Cathryn Frear
Communication Studies 
Wilkes 2012

Tuesday, January 17, 2012

2012 South Carolina Debate: Obamacare = Romneycare

Barack Obama was made out to be a villain, a devil and someone to immediately get rid of during the debate Thursday in South Carolina. Heated words did little if anything to help current presidential hopefuls, Mitt Romney, Newt Gingrich, Rick Santorum and Ron Paul.

All four wannabe presidents slated blows against Obama and his current
administration, which could easily be detoured with common sense.  The debate started off with a bang, when Gingrich responded to a question by John King about his ex wife.

Gingrich said to King, "To take an ex-wife and make it two days before the primary a significant question in a presidential campaign is as close to despicable as anything I can imagine.” This self-pronounced hate for the media is not necessarily a good thing being that most of our country bases their perception through the media. What would this heated anger to do for our country? Gingrich might have merited respect of voters in South Carolina, but do we want an easily irritated president; a president that can’t manage to maintain his composure? It seems that Gingrich has consistently shown this irritability throughout the primaries thus far. His inability to control himself will inevitably hurt him down the road.

Gingrich spoke out against Obamacare and spoke of his experience in that aspect leading the charge against “Hilarycare” in the house.  Then made a jab at Obama by saying, “I'd love to do a three-hour Lincoln-Douglas debate with Obama,” “He can use the teleprompter. I'll just rely on my knowledge." Even though reading a teleprompter speech versus a memorized speech has little to do with anything.

Much of Rick Santorum’s attacks focused on a person from his own party, Mitt Romney. Santorum grilled Romney about his Massachusetts health care legislation bill, calling it “Romneycare.” “When he was governor of Massachusetts, he put forth "Romneycare," which was not a bottom-up, free-market system. It was a government-run health care system that was the basis of "Obamacare." And it has been an abject failure, and he has stood by it,” said Santorum. This nit picky fighting between parties will inevitably divide Republicans and the rest of our nation when it comes to a Republican nomination. It is easy to see that Santorum is just trying to claw back into the race with low blows. This constant fighting between candidates leaves an easy weakness, their lack of loyalty to their party.

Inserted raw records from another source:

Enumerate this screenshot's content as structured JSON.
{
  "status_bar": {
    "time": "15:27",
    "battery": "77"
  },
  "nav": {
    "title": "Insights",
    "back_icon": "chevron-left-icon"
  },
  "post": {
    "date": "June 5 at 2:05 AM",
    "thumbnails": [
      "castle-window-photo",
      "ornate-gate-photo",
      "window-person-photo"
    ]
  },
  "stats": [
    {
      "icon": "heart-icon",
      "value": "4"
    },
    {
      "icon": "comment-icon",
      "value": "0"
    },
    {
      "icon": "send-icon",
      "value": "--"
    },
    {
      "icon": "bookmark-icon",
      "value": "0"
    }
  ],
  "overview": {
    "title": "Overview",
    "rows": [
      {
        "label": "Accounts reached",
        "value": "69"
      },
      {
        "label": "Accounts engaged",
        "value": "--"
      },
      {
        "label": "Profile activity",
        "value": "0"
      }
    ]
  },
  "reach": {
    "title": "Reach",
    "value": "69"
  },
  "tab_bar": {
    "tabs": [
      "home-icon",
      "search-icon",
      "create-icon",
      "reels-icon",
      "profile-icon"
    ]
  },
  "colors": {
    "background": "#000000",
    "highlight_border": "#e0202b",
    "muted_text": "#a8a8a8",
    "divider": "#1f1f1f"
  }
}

Mitt Romney repeatedly used his all too familiar go-to strategy of focusing everything back on Obama. Romney said things like “I know we're going to hit it hard from President Obama, but we're going to stuff it down his throat and point out it is capitalism and freedom that makes America strong.” When asked if there was anything he would have done differently in his campaign he said,  "I wish I took all the time I spent talking about one of these guys on stage and spent it talking about Obama." Romney looked a bit off when trying to relate to American people, he said, "I've lived in the real streets of America." This statement is a bit off-putting because Romney is a multi-millionaire, multi-millionaires don’t live on the real streets of America.

Ron Paul barely had a voice during this debate. At one point the crowd started screaming when John King skipped him on an abortion question. Paul was allowed little say in this debate but when he was given a chance, he shouted out to his military donors.

Overall, the winner of this debate was definitely Newt Gingrich led solely on Gingrich’s ability to react very hostilely toward John King at the very beginning thus creating momentum throughout the debate. Romney was overshadowed by Gingrich’s aggressive behavior and attacks at his own expense regarding similarities between Romney’s “Romneycare” bill and Obama’s “Obamacare” bill.

Bryan Calabro
Communication Studies/Integrated Media
Wilkes 2013